from Oasis Cafe, Nosara, Costa Rica

Home Cooked 'Traditional' Meal
made my myself

Wednesday, August 13, 2008

Remember the butterflies?

When was the last time you saw a butterfly?

These beautiful creatures are one of the first things I noticed when in Costa Rica. Apparently, there are over 200 different kinds living in the region.

The sight of these creatures instantly took me back to my childhood in Virginia. There were literally tons around. Now when I go home, I rarely see them.

While, I am sure development plays a large part in this, I think it is also a side effect of the Monsanto world.

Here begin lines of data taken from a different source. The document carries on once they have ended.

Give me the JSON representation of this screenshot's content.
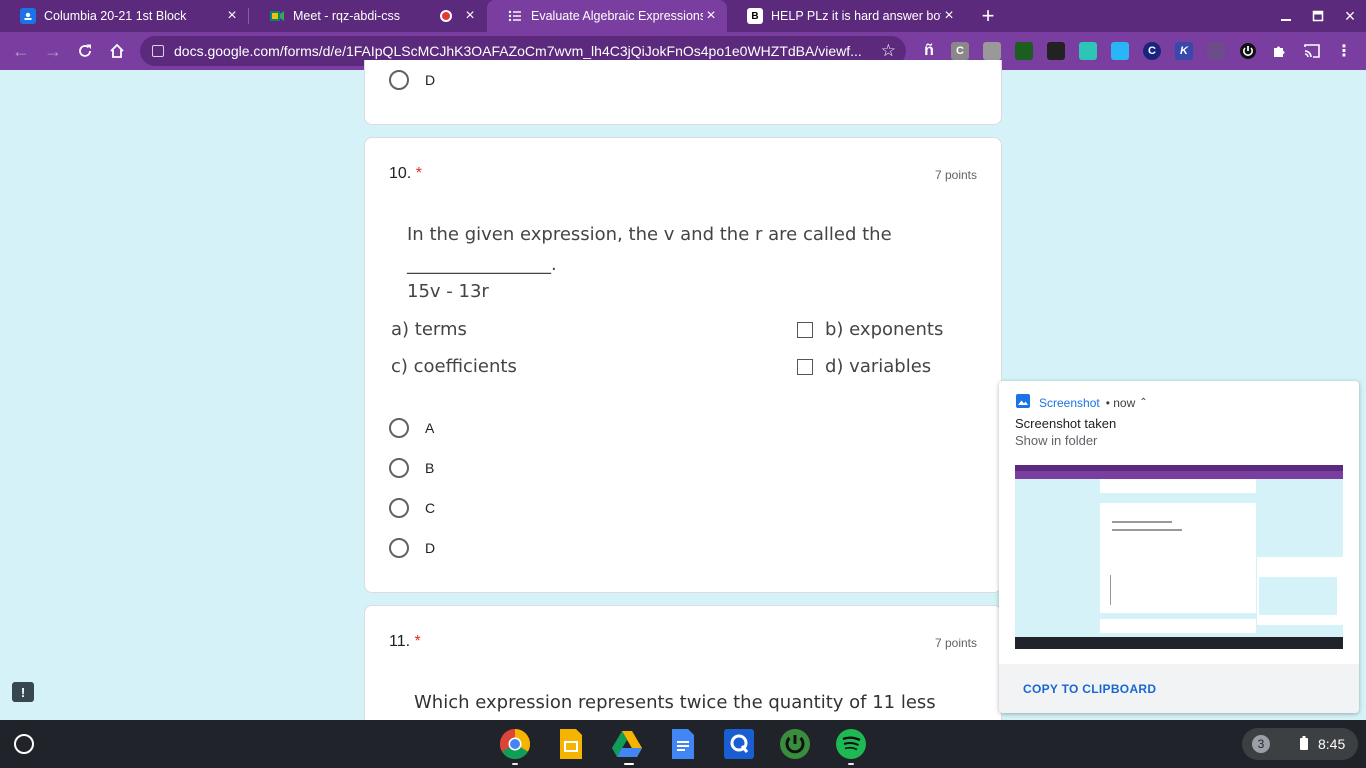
{
  "browser": {
    "tabs": [
      {
        "title": "Columbia 20-21 1st Block",
        "favicon_color": "#1a73e8"
      },
      {
        "title": "Meet - rqz-abdi-css",
        "favicon_color": "#00897b"
      },
      {
        "title": "Evaluate Algebraic Expressions",
        "favicon_color": "#7a3ea1"
      },
      {
        "title": "HELP PLz it is hard answer both",
        "favicon_color": "#000000"
      }
    ],
    "url": "docs.google.com/forms/d/e/1FAIpQLScMCJhK3OAFAZoCm7wvm_lh4C3jQiJokFnOs4po1e0WHZTdBA/viewf...",
    "ext_letter_c": "C",
    "ext_letter_k": "K",
    "ext_letter_n": "ñ"
  },
  "form": {
    "prev_option_d": "D",
    "q10": {
      "number": "10.",
      "required": "*",
      "points": "7 points",
      "prompt_line1": "In the given expression, the v and the r are  called the",
      "blank": "________________.",
      "expression": "15v - 13r",
      "choice_a": "a)  terms",
      "choice_b": "b)  exponents",
      "choice_c": "c)  coefficients",
      "choice_d": "d)  variables",
      "options": [
        "A",
        "B",
        "C",
        "D"
      ]
    },
    "q11": {
      "number": "11.",
      "required": "*",
      "points": "7 points",
      "prompt": "Which expression represents twice the quantity of 11 less"
    }
  },
  "notification": {
    "app": "Screenshot",
    "time": "• now",
    "title": "Screenshot taken",
    "message": "Show in folder",
    "action": "COPY TO CLIPBOARD"
  },
  "shelf": {
    "notification_count": "3",
    "time": "8:45"
  },
  "feedback_label": "!"
}
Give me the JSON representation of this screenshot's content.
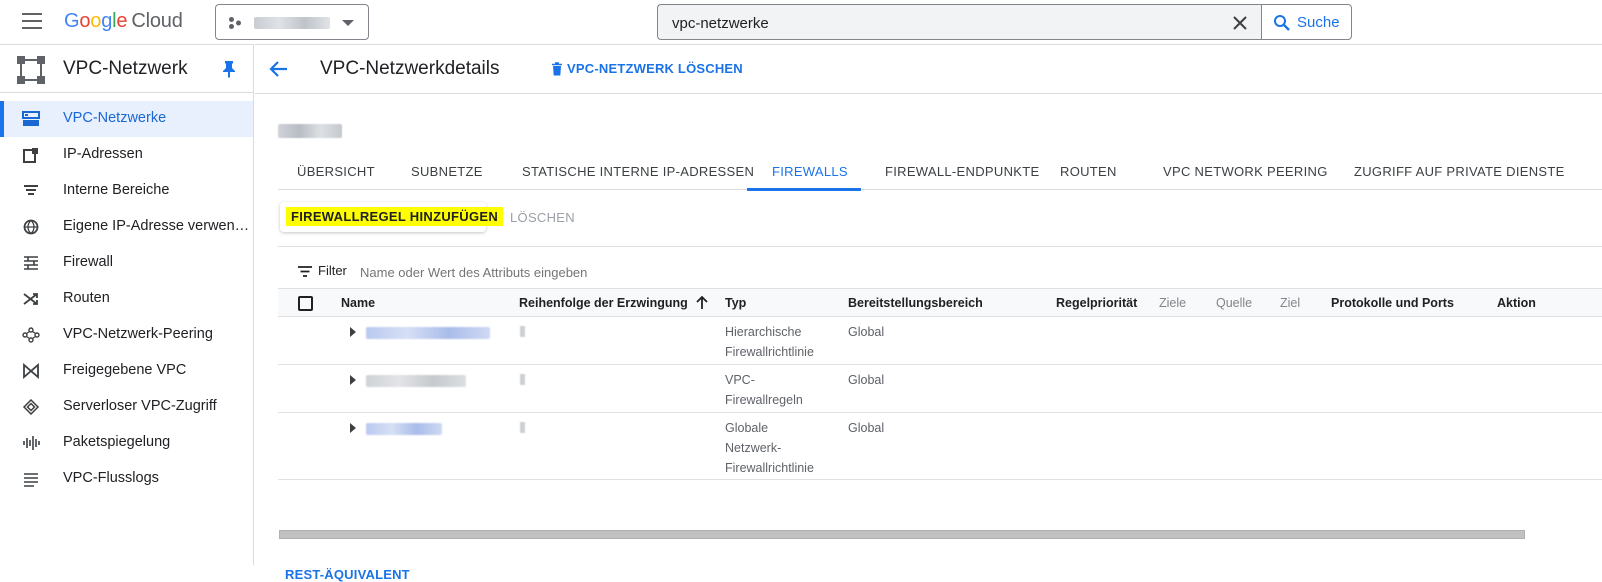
{
  "topbar": {
    "logo": {
      "g1": "G",
      "o1": "o",
      "o2": "o",
      "g2": "g",
      "l": "l",
      "e": "e",
      "cloud": "Cloud"
    },
    "search": {
      "value": "vpc-netzwerke",
      "button_label": "Suche"
    }
  },
  "sidenav": {
    "product_title": "VPC-Netzwerk",
    "items": [
      {
        "label": "VPC-Netzwerke",
        "icon": "vpc-networks-icon",
        "active": true
      },
      {
        "label": "IP-Adressen",
        "icon": "ip-address-icon"
      },
      {
        "label": "Interne Bereiche",
        "icon": "internal-ranges-icon"
      },
      {
        "label": "Eigene IP-Adresse verwen…",
        "icon": "globe-icon"
      },
      {
        "label": "Firewall",
        "icon": "firewall-icon"
      },
      {
        "label": "Routen",
        "icon": "routes-icon"
      },
      {
        "label": "VPC-Netzwerk-Peering",
        "icon": "peering-icon"
      },
      {
        "label": "Freigegebene VPC",
        "icon": "shared-vpc-icon"
      },
      {
        "label": "Serverloser VPC-Zugriff",
        "icon": "serverless-icon"
      },
      {
        "label": "Paketspiegelung",
        "icon": "packet-mirroring-icon"
      },
      {
        "label": "VPC-Flusslogs",
        "icon": "flow-logs-icon"
      }
    ]
  },
  "main": {
    "page_title": "VPC-Netzwerkdetails",
    "delete_network_label": "VPC-NETZWERK LÖSCHEN",
    "tabs": [
      {
        "label": "ÜBERSICHT"
      },
      {
        "label": "SUBNETZE"
      },
      {
        "label": "STATISCHE INTERNE IP-ADRESSEN"
      },
      {
        "label": "FIREWALLS",
        "active": true
      },
      {
        "label": "FIREWALL-ENDPUNKTE"
      },
      {
        "label": "ROUTEN"
      },
      {
        "label": "VPC NETWORK PEERING"
      },
      {
        "label": "ZUGRIFF AUF PRIVATE DIENSTE"
      }
    ],
    "add_rule_label": "FIREWALLREGEL HINZUFÜGEN",
    "delete_label": "LÖSCHEN",
    "filter": {
      "label": "Filter",
      "placeholder": "Name oder Wert des Attributs eingeben"
    },
    "table": {
      "columns": [
        "Name",
        "Reihenfolge der Erzwingung",
        "Typ",
        "Bereitstellungsbereich",
        "Regelpriorität",
        "Ziele",
        "Quelle",
        "Ziel",
        "Protokolle und Ports",
        "Aktion"
      ],
      "rows": [
        {
          "typ": "Hierarchische Firewallrichtlinie",
          "scope": "Global"
        },
        {
          "typ": "VPC-Firewallregeln",
          "scope": "Global"
        },
        {
          "typ": "Globale Netzwerk-Firewallrichtlinie",
          "scope": "Global"
        }
      ]
    },
    "rest_label": "REST-ÄQUIVALENT"
  },
  "colors": {
    "accent": "#1a73e8",
    "highlight": "#ffff00",
    "active_nav_bg": "#e8f0fe"
  }
}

I remember years ago reading published studies that genetically engineered Bt corn was linked to the decline of the monarch butterfly population. (Yes, this is the same corn that has splices an insecticide in the corn DNA and also conveniently only responds to Monsanto-branded Roundup pesticides). The population is said to have declined as much as 75 percent in the U.S.!

I don't think I fully grasped the impact of all this until my trip. I didn't realize how much I missed the butterflies until I saw them in this other land. To me, the butterfly has always been a symbol of transformation (you know ugly, fat caterpillar goes into cocoon and becomes lovely, airy butterfly).

Can you imagine using the same metaphor to inspire our kids, only to get, "What is a butterfly?" Perhaps we should all eat a bit more organic corn.

*Photo courtesy of Lotus Ryan

Tuesday, August 12, 2008

When nature isn't a destination

Maybe I've been in the city too long. When arriving in Costa Rica, I had a strong desire to connect with nature - see the wildlife, open space, rainforests. To my surprise, it was far easier than I thought.

Coming from the city perspective, I thought one has to 'go' to see this stuff. You know, nature being a destination. Our homes, neighborhoods, institutions all being 'separate' from the natural world.

In Costa Rica, however, I felt a part of the grand scheme of things. My home itself had its own elaborate ecosystem. Ants feasted on the remains of smaller insects. Lizards feasted on the mosquitos. Outside our garden was frequented by crabs, anteaters, iguanas and other creatures. Our property manager suggested tossing out or food scraps to feed these creatures. We did and they ate it. At restaurants, local birds helped us clear our plates.

I'm not sure all this would fly in New York. In fact, I'm pretty certain it would be a health code violation.

My trip reinforced how disconnected we are from the natural world. And not only with other creatures, but also our food supply. How many of us actually know how the food we eat is grown? Or how it is processed?

I am grateful that I was given the opportunity to witness another possibility of man living in the natural world. Especially since I didn't have to get on another bus or shell out a couple bucks for admission.

I'm back, refreshed

Dear readers, I've missed you.

For the last two weeks, I have been in Costa Rica (I know, no note, nothing). The good news is I am back now, refreshed, and ready to embrace you all again.

For this week, I thought it might therefore be fun to share my thoughts, observations about the great country of Costa Rica. I have always enjoyed traveling overseas as a great way to gain perspective on life. This trip was no different.

I hope you enjoy. Pura Vida!

Integrative Nutrition